## DATA TO EXAMINE

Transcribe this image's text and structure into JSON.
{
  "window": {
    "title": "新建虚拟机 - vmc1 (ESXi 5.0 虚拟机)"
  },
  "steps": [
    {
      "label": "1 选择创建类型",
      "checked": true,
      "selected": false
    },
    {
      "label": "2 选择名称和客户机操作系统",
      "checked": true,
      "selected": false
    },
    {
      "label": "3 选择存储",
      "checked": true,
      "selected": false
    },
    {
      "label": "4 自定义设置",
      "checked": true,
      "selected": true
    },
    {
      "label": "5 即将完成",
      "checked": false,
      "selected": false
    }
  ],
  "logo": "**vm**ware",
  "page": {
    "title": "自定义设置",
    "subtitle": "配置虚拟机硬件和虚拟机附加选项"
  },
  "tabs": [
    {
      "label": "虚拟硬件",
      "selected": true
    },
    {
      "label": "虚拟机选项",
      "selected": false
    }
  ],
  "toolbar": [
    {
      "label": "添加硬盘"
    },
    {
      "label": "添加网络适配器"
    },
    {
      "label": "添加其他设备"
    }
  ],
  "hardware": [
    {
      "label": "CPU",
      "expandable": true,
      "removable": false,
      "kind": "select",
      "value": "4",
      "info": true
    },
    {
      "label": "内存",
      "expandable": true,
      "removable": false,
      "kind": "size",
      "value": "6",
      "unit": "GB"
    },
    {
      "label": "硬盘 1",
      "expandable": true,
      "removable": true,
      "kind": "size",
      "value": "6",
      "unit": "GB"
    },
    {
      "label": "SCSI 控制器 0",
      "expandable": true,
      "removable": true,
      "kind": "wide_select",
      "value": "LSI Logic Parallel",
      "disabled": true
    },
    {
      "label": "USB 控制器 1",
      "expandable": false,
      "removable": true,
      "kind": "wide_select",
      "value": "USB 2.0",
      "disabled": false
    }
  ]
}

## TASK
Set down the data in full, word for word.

## EXPECTED ANSWER
Transcribe this image's text and structure into JSON.
{
  "window": {
    "title": "新建虚拟机 - vmc1 (ESXi 5.0 虚拟机)"
  },
  "steps": [
    {
      "label": "1 选择创建类型",
      "checked": true,
      "selected": false
    },
    {
      "label": "2 选择名称和客户机操作系统",
      "checked": true,
      "selected": false
    },
    {
      "label": "3 选择存储",
      "checked": true,
      "selected": false
    },
    {
      "label": "4 自定义设置",
      "checked": true,
      "selected": true
    },
    {
      "label": "5 即将完成",
      "checked": false,
      "selected": false
    }
  ],
  "logo": "**vm**ware",
  "page": {
    "title": "自定义设置",
    "subtitle": "配置虚拟机硬件和虚拟机附加选项"
  },
  "tabs": [
    {
      "label": "虚拟硬件",
      "selected": true
    },
    {
      "label": "虚拟机选项",
      "selected": false
    }
  ],
  "toolbar": [
    {
      "label": "添加硬盘"
    },
    {
      "label": "添加网络适配器"
    },
    {
      "label": "添加其他设备"
    }
  ],
  "hardware": [
    {
      "label": "CPU",
      "expandable": true,
      "removable": false,
      "kind": "select",
      "value": "4",
      "info": true
    },
    {
      "label": "内存",
      "expandable": true,
      "removable": false,
      "kind": "size",
      "value": "6",
      "unit": "GB"
    },
    {
      "label": "硬盘 1",
      "expandable": true,
      "removable": true,
      "kind": "size",
      "value": "6",
      "unit": "GB"
    },
    {
      "label": "SCSI 控制器 0",
      "expandable": true,
      "removable": true,
      "kind": "wide_select",
      "value": "LSI Logic Parallel",
      "disabled": true
    },
    {
      "label": "USB 控制器 1",
      "expandable": false,
      "removable": true,
      "kind": "wide_select",
      "value": "USB 2.0",
      "disabled": false
    }
  ]
}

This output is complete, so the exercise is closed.